How do you get 13 Authoritative Oneboxes across the US with a one page website and take the afternoon off earlier? Google Mapspam, of course.
I am such a glutton for the gritty details I could not resist following the trail laid down in the Google Groups for Business Mapspam report yesterday. I think I am in need of joining Mapspam Annonymous.
This particular case demonstrates the least amount of work for the return that I have seen in a while using the same technique pioneered in the Payday loan business last year. There is more than a little irony that with the collapse of credit, the affiliate spammers have moved on to exploiting people needing credit recovery as their targets.
It is particularly galling because Google has awarded them so many Authoritative OneBoxes and it clearly demonstrates the principal that if Google is going to make the job of deceptive affiliate marketing easier and there are no significant penalties to any of the participants, why not?
This Map search shows listings in most metro areas for cityxxx-credit-repair.com. The street view of their location in SF shows a distinctly non commercial neighborhood. It appears that they have one domain per city and using some php coding, show the same website with the local variation for each domain. I.E. san-diego-credit-repair.com and sacramento-credit-repair.com resolve to the same website where it gets modified on the fly with a new town name. The domains are all registered to the same person, a one, Phillip Barnett and show an address in Livermore, CA. If you would like to contact Phillip for tips on making money this way his email is: email@example.com. Regardless by all measures it is mapspam.
Here is a cursory listing of the cities that featured this domain (there could be more) and those with the asterisk indicate that Google awarded them an Authoritative OneBox. The balance received a listing in a Local 3 Pack.
Jacksonville Credit Repair
Phoenix Credit Repair*
Baltimore Credit Repair
Philadelphia Credit Repair
San Diego Credit Repair
Boston Credit Repair *
Sacramento Credit Repair*
San Jose Credit Repair*
San Francisco Credit Repair*
Seattle Credit Repair*
Kansas City Credit Repair*
Memphis Credit Repair*
Austin Credit Repair*
Indianapolis Credit Repair*
San Antonio Credit Repair
Columbus Credit Repair*
Kansas City Credit Repair*
Memphis Credit Repair*
Charlotte Credit Repair*

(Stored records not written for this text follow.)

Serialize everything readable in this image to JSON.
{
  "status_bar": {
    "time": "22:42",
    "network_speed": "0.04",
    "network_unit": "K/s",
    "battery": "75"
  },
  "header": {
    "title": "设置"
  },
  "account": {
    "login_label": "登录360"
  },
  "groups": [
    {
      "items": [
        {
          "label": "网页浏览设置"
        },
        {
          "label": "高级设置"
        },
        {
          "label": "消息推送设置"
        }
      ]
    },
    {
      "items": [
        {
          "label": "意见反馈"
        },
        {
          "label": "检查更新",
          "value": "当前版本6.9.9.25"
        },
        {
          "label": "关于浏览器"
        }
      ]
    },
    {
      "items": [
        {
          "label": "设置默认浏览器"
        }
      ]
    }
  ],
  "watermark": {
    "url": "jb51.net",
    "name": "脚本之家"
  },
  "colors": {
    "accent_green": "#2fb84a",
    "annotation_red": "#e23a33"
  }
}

From the credit-repair.com site , which is but one page in length, it redirects thru 3 or 4 affiliate sites (tkqlhce.com, emjcd.com and another site) before it ends up at Lexington Law. Can anyone elucidate for me why they need to forward thru multiple affiliate sites before it ends up at the final site?
Lexington Law is registered & located in North Salt Lake Utah. Their client fee is $99/mo setup plus a choice of 3 monthly plans of $39, $59 or $79/mo. with the ability to cancel your monthly fee at any time. Obviously many clients must stay on for more than the first month.
The company has para legals answering the phones and seems to be national in scope. I spoke with Paul, a manager a Lexington Law, who noted that marketing was done through a local search marketing firm. He was kind enough to explain the affiliate commission structure:
1-3 clients/mo. – $35 per client
4 to 5 clients/mo – $50 per client
6 or More clients/mo – $65 per client
If we assume that Mr. Barnett forwards 1 client per week for each of the 19 major metro areas where his Local listing is showing, he is receiving $4680 per month minus the % back to the affiliate aggregator. Not bad for a one page website. Although I have learned that the % siphoned in the middle of the chain is significant. It appears that the end affiliate is receiving somewhere between $5 and $15 a lead. That would put his monthly income somewhere in the $1000/mo range. That leaves a lot for the middle men in the gambit.
The conflicts of interest are rife along the whole chain, the incentives are obviously very high at each point to look the other way for what may appear to be minor infractions and indiscretions. There is plenty of fault to go around but I would suggest that the if the ends of the chain, Google on one side and the law firm on the other, were to carefully monitor the situation, it would quickly go away. Although the affiliate management company and the marketing firm, both profiting from the arrangement and given their knowledge certainly, can take their share of the responsibility.
It would seem that the law firm, having hired a company to do their marketing, might not be immediately aware of the situation but would not want their name tainted with such tactics. Ignorance in this instance is not really a defense. It might even be in violation of advertising ethics codes in their state.
PS Never take the word of addict. 🙂Google Maps: Today its Mapspam, tomorrow I retire, I promise by Mike Blumenthal